Determine how many lines in the entries below contain "subtitle", and output that number alone.
BEGIN Source records
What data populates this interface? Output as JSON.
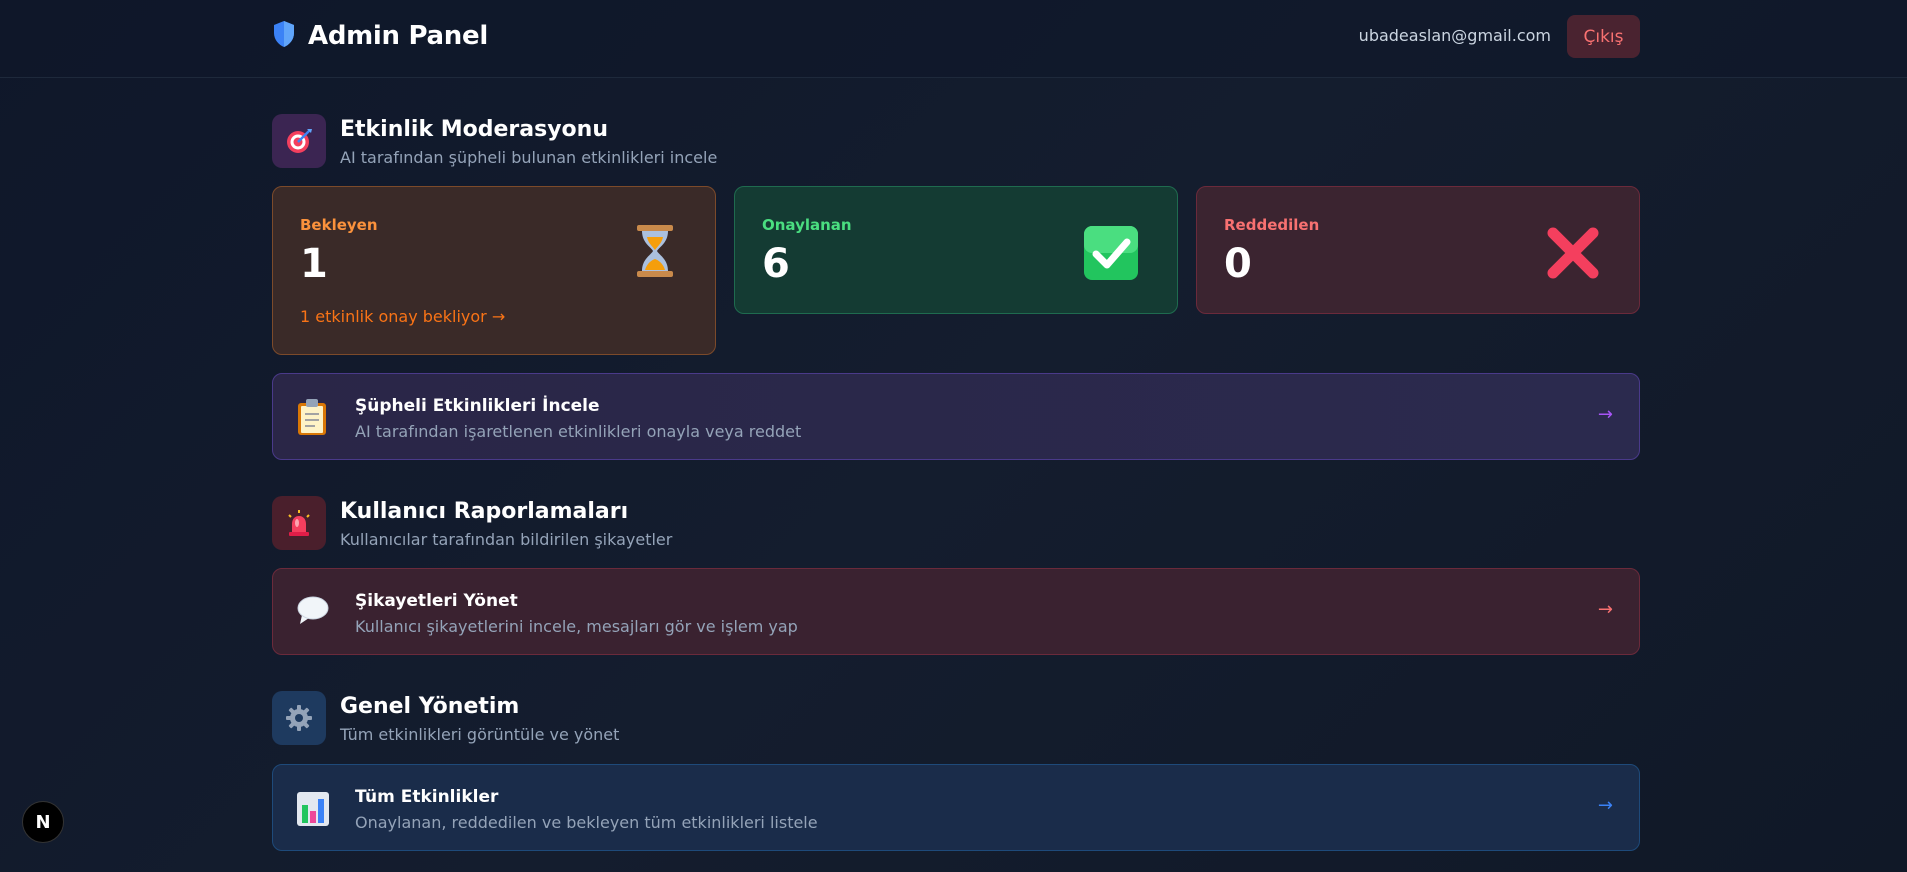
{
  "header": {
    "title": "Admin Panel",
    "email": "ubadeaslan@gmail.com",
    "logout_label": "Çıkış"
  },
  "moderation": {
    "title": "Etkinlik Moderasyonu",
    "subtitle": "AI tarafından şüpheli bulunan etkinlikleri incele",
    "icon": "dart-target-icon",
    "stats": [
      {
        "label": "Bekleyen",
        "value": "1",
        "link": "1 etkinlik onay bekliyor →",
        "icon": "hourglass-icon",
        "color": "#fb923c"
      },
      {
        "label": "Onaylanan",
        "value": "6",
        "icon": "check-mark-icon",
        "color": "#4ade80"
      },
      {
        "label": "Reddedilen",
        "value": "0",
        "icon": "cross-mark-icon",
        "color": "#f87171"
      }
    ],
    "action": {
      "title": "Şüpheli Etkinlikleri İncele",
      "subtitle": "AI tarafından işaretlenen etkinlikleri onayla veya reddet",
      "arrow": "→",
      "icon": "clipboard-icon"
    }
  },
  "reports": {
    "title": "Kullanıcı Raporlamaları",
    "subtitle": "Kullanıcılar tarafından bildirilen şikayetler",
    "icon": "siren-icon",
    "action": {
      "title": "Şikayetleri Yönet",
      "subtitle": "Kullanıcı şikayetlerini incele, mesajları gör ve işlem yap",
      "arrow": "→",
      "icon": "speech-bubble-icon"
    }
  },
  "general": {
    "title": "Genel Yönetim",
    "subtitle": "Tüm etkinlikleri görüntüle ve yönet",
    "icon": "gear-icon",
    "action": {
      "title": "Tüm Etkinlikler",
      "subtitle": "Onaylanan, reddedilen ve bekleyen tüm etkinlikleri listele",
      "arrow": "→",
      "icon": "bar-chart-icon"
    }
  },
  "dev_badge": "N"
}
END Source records
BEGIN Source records
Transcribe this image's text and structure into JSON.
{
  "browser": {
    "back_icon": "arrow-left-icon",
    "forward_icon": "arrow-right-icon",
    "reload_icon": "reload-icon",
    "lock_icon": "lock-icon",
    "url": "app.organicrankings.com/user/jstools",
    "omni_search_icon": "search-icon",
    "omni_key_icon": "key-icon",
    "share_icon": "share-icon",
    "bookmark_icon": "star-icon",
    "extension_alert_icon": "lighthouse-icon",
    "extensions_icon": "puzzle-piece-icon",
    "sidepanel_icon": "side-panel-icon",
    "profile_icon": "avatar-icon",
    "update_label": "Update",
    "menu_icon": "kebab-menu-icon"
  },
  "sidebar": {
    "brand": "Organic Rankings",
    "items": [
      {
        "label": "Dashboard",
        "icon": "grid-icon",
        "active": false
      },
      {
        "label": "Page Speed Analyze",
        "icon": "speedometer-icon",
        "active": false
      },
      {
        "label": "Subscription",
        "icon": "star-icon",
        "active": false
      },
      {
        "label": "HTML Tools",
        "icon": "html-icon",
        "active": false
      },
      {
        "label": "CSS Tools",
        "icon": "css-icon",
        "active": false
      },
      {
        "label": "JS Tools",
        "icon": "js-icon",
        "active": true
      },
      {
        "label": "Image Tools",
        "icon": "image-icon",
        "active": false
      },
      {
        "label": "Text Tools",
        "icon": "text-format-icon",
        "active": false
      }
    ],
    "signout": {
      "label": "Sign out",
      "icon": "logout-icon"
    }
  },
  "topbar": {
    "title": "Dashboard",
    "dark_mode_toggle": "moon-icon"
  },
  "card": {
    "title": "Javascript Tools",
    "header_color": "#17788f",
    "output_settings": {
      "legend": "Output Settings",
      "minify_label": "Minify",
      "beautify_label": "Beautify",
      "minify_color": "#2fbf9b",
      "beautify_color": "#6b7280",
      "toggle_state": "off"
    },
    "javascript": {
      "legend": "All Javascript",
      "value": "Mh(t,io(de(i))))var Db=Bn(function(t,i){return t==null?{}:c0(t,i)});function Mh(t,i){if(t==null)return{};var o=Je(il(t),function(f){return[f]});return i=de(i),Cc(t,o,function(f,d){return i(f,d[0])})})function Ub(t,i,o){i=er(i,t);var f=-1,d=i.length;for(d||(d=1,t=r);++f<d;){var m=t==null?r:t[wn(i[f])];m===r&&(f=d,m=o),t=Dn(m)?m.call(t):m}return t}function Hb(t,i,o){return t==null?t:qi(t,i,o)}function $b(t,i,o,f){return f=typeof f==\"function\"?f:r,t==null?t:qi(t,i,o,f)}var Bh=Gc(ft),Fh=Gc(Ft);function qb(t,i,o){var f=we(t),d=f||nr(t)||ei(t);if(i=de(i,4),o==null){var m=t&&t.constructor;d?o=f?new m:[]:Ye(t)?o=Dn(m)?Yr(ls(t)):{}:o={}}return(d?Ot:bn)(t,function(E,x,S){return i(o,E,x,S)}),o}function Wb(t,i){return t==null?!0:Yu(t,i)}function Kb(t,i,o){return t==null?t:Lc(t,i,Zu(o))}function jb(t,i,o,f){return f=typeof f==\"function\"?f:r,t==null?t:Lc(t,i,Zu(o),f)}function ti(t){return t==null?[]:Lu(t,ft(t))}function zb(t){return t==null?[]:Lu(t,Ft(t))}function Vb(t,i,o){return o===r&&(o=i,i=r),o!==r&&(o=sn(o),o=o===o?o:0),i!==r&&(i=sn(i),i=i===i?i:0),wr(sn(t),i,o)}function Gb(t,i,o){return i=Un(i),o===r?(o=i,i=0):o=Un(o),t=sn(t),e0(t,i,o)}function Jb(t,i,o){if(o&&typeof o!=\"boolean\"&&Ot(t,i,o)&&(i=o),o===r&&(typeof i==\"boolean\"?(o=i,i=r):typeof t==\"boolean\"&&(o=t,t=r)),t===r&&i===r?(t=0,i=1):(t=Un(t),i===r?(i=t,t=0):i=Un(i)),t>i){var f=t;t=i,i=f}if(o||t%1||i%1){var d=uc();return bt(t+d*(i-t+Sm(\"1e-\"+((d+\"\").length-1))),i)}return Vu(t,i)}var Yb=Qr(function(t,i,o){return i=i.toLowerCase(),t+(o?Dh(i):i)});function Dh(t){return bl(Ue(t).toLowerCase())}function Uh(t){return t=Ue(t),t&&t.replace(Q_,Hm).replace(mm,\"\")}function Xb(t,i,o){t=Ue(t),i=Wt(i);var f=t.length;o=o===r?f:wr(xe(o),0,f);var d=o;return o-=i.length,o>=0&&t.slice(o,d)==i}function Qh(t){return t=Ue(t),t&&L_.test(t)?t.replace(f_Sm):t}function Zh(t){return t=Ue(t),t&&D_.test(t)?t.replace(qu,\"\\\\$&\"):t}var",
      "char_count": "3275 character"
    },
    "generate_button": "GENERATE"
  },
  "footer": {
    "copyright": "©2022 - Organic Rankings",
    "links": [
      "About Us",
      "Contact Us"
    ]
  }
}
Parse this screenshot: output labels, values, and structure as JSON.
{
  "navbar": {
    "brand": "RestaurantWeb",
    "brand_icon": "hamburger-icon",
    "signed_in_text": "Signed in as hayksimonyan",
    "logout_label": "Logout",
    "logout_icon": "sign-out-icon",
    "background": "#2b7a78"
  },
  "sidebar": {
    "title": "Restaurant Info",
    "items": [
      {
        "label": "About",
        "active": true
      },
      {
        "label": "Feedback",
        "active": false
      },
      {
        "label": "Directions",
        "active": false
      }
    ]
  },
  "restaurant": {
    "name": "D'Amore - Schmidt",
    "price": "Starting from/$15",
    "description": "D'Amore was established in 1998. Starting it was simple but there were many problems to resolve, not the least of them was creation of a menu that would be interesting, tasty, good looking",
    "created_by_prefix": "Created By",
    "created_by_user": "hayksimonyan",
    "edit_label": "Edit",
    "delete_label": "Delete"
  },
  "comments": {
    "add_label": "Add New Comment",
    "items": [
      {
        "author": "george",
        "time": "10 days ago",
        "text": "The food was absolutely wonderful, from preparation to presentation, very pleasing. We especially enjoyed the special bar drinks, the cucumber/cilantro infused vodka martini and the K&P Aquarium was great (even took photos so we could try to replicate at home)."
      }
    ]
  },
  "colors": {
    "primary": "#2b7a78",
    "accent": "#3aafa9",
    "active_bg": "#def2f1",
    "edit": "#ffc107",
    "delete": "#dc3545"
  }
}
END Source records
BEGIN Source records
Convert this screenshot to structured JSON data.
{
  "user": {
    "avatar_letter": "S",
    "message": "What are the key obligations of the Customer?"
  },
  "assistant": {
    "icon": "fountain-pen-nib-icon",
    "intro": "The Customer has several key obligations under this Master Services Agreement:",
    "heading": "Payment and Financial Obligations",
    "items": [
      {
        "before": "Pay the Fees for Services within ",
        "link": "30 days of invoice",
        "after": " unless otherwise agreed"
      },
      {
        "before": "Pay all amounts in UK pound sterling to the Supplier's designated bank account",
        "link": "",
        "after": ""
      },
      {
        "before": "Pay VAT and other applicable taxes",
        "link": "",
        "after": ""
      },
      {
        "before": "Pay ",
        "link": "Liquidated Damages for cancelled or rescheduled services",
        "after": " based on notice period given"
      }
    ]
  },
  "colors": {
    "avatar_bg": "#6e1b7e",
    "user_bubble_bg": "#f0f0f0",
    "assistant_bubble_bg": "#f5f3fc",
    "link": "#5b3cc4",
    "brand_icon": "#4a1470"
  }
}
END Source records
▶ Result of this task
6